DATA LISTING Block Start

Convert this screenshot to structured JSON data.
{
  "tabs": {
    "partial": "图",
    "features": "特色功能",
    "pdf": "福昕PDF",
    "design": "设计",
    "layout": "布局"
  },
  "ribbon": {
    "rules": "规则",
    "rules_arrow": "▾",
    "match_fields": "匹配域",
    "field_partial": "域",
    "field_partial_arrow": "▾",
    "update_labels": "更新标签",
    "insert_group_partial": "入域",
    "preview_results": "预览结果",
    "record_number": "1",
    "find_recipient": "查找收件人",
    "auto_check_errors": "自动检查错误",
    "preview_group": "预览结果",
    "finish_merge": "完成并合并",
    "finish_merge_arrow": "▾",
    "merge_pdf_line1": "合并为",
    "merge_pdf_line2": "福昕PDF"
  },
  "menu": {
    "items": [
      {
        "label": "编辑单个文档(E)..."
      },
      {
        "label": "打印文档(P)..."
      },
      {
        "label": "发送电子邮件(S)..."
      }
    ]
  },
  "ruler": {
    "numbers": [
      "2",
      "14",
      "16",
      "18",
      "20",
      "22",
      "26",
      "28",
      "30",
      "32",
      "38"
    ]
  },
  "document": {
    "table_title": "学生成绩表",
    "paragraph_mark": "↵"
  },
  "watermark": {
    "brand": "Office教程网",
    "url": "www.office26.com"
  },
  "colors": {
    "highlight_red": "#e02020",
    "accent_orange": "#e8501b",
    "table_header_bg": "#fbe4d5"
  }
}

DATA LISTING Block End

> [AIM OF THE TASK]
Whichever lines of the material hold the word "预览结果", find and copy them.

> [THE ANSWER]
    "preview_results": "预览结果",
    "preview_group": "预览结果",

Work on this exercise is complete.